Lithuania commemorated on Wednesday the 30th anniversary of a deadly Soviet crackdown against the small Baltic state's independence.
More than a dozen people lost their lives on January 13, 1991 when Soviet troops and tanks drove through crowds gathered in front of the television tower in Vilnius — seen as a symbol of independence.
Lithuania had declared its independence in 1990 but the Soviet Union tried to reimpose its constitution on the country. The bloodshed in Vilnius led to a referendum in which Lithuanians overwhelmingly backed independence from Moscow. The Soviet Union collapsed months later.
Lithuanian President Gitanas Nauseda led the commemorations on Wednesday — muted because of the pandemic — and drew a comparison between the event currently unfolding in Belarus and Freedom Defenders' Day, as it is known.
"OTD (on this day) 30 years ago, Lithuania defended its independence against Soviet military power. It was the beginning of the fall of the USSR," he wrote on Twitter.
"Today civil society in Belarus calls for support to gain their democratic rights. Stay strong, raise hope, believe in freedom! You are not alone!" he added.
Svetlana Tsikhanovskaya, the opposition leader who claims to have won the August 9, 2020 Belarusian presidential election against long-time ruler Alexander Lukashenko, has been in self-imposed exile in Lithuania since shortly after the ballot over fears for her safety.
The Seimas, Lithuania's parliament, awarded her its annual Freedom Prize on Wednesday.
Tsikhanovskaya said upon receiving the prize that "it is important to know that we are not alone in our fight for democracy."
"It belongs to all Belarusians who peacefully fight against violence and lawlessness.
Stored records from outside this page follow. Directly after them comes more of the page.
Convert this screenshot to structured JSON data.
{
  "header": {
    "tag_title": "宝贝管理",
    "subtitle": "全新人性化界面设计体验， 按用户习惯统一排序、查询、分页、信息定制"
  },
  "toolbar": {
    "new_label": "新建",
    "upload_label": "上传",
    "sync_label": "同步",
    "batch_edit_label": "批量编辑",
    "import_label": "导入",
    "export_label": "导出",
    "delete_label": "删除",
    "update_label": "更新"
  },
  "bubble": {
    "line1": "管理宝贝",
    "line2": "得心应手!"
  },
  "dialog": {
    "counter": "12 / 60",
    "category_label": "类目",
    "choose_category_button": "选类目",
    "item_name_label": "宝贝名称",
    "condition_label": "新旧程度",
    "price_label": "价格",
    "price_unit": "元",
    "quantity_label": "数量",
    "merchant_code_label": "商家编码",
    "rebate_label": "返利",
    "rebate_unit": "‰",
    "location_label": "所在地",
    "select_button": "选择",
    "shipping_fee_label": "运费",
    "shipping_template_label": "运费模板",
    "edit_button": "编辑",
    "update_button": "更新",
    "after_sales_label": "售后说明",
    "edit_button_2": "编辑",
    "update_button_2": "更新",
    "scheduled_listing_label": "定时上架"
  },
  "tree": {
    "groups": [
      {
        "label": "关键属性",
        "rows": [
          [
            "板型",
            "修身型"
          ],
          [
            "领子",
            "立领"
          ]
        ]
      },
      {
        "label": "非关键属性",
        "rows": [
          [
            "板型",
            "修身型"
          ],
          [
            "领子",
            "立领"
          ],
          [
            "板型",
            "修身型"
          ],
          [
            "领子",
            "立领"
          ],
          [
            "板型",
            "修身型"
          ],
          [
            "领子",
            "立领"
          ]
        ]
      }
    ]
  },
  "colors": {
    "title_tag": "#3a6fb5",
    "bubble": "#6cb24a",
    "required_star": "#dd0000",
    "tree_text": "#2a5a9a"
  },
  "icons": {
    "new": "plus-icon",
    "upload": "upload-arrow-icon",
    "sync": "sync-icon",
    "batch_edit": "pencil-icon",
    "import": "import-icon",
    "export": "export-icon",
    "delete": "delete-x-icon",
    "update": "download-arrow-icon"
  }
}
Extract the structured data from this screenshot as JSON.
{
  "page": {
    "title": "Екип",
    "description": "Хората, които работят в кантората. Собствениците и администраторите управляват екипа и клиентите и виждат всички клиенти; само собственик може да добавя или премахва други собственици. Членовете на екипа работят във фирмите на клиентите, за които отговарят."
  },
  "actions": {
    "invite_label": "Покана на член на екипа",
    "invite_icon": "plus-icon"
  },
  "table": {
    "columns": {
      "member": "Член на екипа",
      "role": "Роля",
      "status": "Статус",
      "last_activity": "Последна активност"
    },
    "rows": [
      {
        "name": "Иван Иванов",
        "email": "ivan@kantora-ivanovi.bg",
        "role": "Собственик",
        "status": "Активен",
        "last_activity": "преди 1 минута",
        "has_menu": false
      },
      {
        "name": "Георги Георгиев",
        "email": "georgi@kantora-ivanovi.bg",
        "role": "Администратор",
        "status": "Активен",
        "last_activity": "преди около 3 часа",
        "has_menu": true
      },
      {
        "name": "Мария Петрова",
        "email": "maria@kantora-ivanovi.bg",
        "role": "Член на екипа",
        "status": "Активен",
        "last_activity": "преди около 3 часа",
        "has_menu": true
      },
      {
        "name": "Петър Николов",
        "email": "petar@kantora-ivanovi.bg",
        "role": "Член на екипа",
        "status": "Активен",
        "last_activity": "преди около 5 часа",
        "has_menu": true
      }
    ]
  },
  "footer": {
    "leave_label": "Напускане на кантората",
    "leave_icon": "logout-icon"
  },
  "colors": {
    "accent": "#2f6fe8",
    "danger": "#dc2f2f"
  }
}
It is a big honour, but also a reminder for all of us. That we need to stay focused and united. And we will win," she added.